Iseldom speak of the days when I spoke with a French accent and travelled everywhere on a vintage train. Friends and family considered the accent an affectation, and the mode of transport an unnecessary expense, but they didn’t have my vision, or a stalker called Trevor.

Trevor was peculiar in that he wasn’t really interested in me, he simply liked to stand behind me before sniffing my neck. Shame really, because he was an attractive man, just not that great at conversation. With or without a French accent.

I always enjoyed my excursions on the vintage train, I found it relaxing to be buffered by the rhythms of the railway, safe in the knowledge that Trevor was left far behind on some godawful commuter train just outside of Paddington. Or so I liked to think.

It was April 2001, I had taken the night train from Southend to Clacton and I remember it being unseasonably warm. I was struggling to sleep and had thrown off the complimentary candlewick bedspread; I tossed and turned and I recall being overly concerned that my deodorant was failing. I was never one to be easily spooked, but I could feel a presence outside my door. I knew it wasn’t Cyril the conductor because he had already seen my passport and he would now be otherwise engaged maintaining the Corby trouser press; playing with his banjo; or discussing the finer points of piston lubrication with the driver, Jim. I got out of my cot, threw open the cabin door, but there was nobody in the light flickered corridor.

I arrived in Clacton 10 hours later, exhausted from my trauma and slightly demented. I ran from Clacton railway station [notable for having two waiting rooms, refreshment facilities, and a payphone] towards the sea, I then headed in a south-westerly direction, which took me up Clacton High Street. Still feeling uneasy I returned to the sea where, to ease my torment, I jumped on a fishing boat to take few snapshots of a passing frigate. I realised my torment had risen to a new low when I flicked through my pictures only to be confronted by the image of Trevor staring back at me. I was aghast, yet thankfully I managed to maintain the appearance of expressionless calm. After changing into a black onesie from Dorothy Perkins I returned to Clacton railway station and stood in the middle of the concourse, and sure enough, within minutes I felt the hair from Trevor’s nostrils tickling the nape of my neck as he took a loud nosey snort.

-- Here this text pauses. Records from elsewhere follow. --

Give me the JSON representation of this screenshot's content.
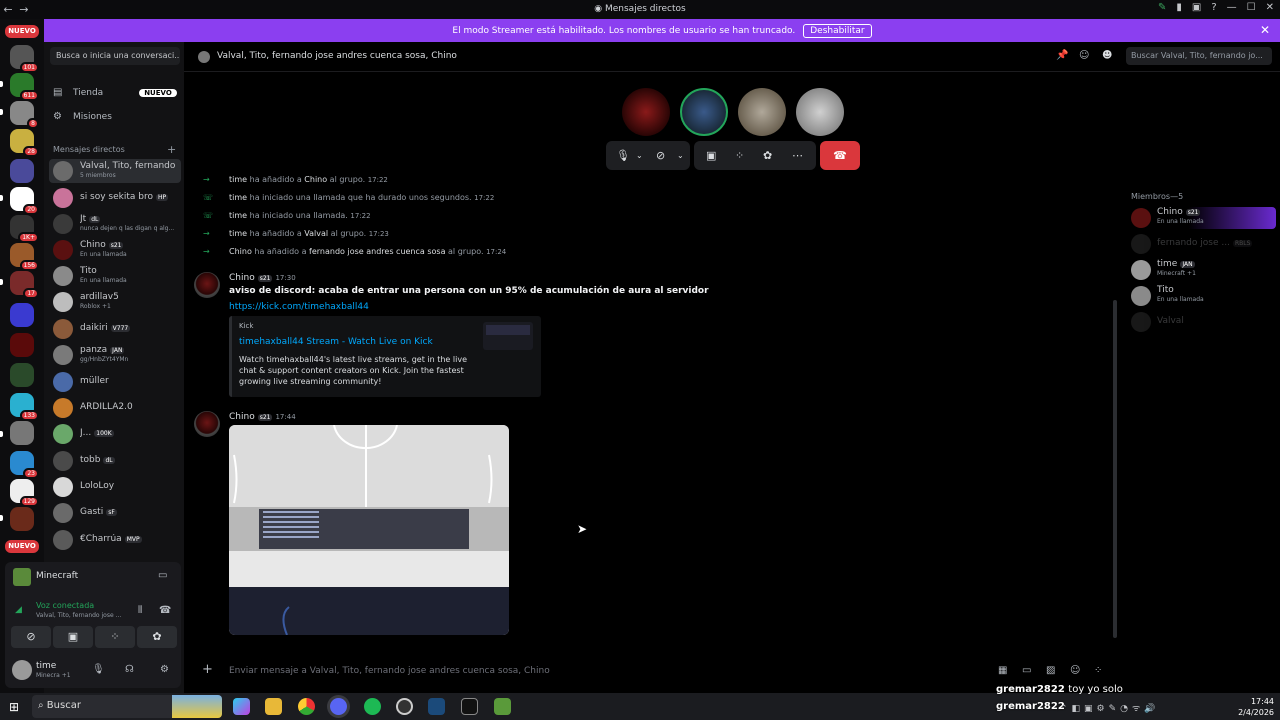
{
  "window": {
    "title": "Mensajes directos"
  },
  "banner": {
    "text": "El modo Streamer está habilitado. Los nombres de usuario se han truncado.",
    "button": "Deshabilitar"
  },
  "rail": {
    "nuevo_top": "NUEVO",
    "nuevo_bottom": "NUEVO",
    "badges": [
      "101",
      "611",
      "8",
      "28",
      "20",
      "1K+",
      "156",
      "17",
      "133",
      "23",
      "129"
    ]
  },
  "sidebar": {
    "search_placeholder": "Busca o inicia una conversaci...",
    "nav": [
      {
        "label": "Tienda",
        "badge": "NUEVO"
      },
      {
        "label": "Misiones"
      }
    ],
    "dm_header": "Mensajes directos",
    "dms": [
      {
        "name": "Valval, Tito, fernando j...",
        "sub": "5 miembros",
        "color": "#6b6b6b"
      },
      {
        "name": "si soy sekita bro",
        "tag": "HP",
        "color": "#c9739a"
      },
      {
        "name": "Jt",
        "tag": "dL",
        "sub": "nunca dejen q las digan q alg...",
        "color": "#3a3a3a"
      },
      {
        "name": "Chino",
        "tag": "s21",
        "sub": "En una llamada",
        "color": "#5a1010"
      },
      {
        "name": "Tito",
        "sub": "En una llamada",
        "color": "#8a8a8a"
      },
      {
        "name": "ardillav5",
        "sub": "Roblox +1",
        "color": "#bdbdbd"
      },
      {
        "name": "daikiri",
        "tag": "V777",
        "color": "#8b5a3a"
      },
      {
        "name": "panza",
        "tag": "JAN",
        "sub": "gg/HnbZYt4YMn",
        "color": "#7a7a7a"
      },
      {
        "name": "müller",
        "color": "#4a6aa8"
      },
      {
        "name": "ARDILLA2.0",
        "color": "#c77a2a"
      },
      {
        "name": "J...",
        "tag": "100K",
        "color": "#6aa86a"
      },
      {
        "name": "tobb",
        "tag": "dL",
        "color": "#4a4a4a"
      },
      {
        "name": "LoloLoy",
        "color": "#d8d8d8"
      },
      {
        "name": "Gasti",
        "tag": "sF",
        "color": "#6a6a6a"
      },
      {
        "name": "€Charrúa",
        "tag": "MVP",
        "color": "#5a5a5a"
      }
    ]
  },
  "voice_panel": {
    "game": "Minecraft",
    "status": "Voz conectada",
    "channel": "Valval, Tito, fernando jose ...",
    "user": "time",
    "user_status": "Minecra +1"
  },
  "channel": {
    "title": "Valval, Tito, fernando jose andres cuenca sosa, Chino",
    "search_placeholder": "Buscar Valval, Tito, fernando jo..."
  },
  "system_messages": [
    {
      "user": "time",
      "text": "ha añadido a",
      "target": "Chino",
      "suffix": "al grupo.",
      "time": "17:22"
    },
    {
      "user": "time",
      "text": "ha iniciado una llamada que ha durado unos segundos.",
      "time": "17:22"
    },
    {
      "user": "time",
      "text": "ha iniciado una llamada.",
      "time": "17:22"
    },
    {
      "user": "time",
      "text": "ha añadido a",
      "target": "Valval",
      "suffix": "al grupo.",
      "time": "17:23"
    },
    {
      "user": "Chino",
      "text": "ha añadido a",
      "target": "fernando jose andres cuenca sosa",
      "suffix": "al grupo.",
      "time": "17:24"
    }
  ],
  "message1": {
    "author": "Chino",
    "tag": "s21",
    "time": "17:30",
    "text": "aviso de discord: acaba de entrar una persona con un 95% de acumulación de aura al servidor",
    "link": "https://kick.com/timehaxball44",
    "embed": {
      "provider": "Kick",
      "title": "timehaxball44 Stream - Watch Live on Kick",
      "description": "Watch timehaxball44's latest live streams, get in the live chat & support content creators on Kick. Join the fastest growing live streaming community!"
    }
  },
  "message2": {
    "author": "Chino",
    "tag": "s21",
    "time": "17:44"
  },
  "composer": {
    "placeholder": "Enviar mensaje a Valval, Tito, fernando jose andres cuenca sosa, Chino"
  },
  "members": {
    "header": "Miembros—5",
    "list": [
      {
        "name": "Chino",
        "tag": "s21",
        "sub": "En una llamada",
        "color": "#5a1010"
      },
      {
        "name": "fernando jose ...",
        "tag": "RBLS",
        "dim": true,
        "color": "#555"
      },
      {
        "name": "time",
        "tag": "JAN",
        "sub": "Minecraft +1",
        "color": "#9a9a9a"
      },
      {
        "name": "Tito",
        "sub": "En una llamada",
        "color": "#8a8a8a"
      },
      {
        "name": "Valval",
        "dim": true,
        "color": "#555"
      }
    ]
  },
  "taskbar": {
    "search": "Buscar",
    "time": "17:44",
    "date": "2/4/2026"
  },
  "stream_overlay": [
    {
      "user": "gremar2822",
      "text": "toy yo solo"
    },
    {
      "user": "gremar2822",
      "text": ""
    }
  ],
  "colors": {
    "accent": "#8b3ff0",
    "danger": "#da373c",
    "online": "#23a55a",
    "link": "#00a8fc"
  }
}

And so I stopped speaking with a French accent and I stopped travelling everywhere on a vintage train. Friends and family were relieved. I saved money. And the last time I saw Trevor? He was doing something nasal related on Big Brother for Channel no. 5.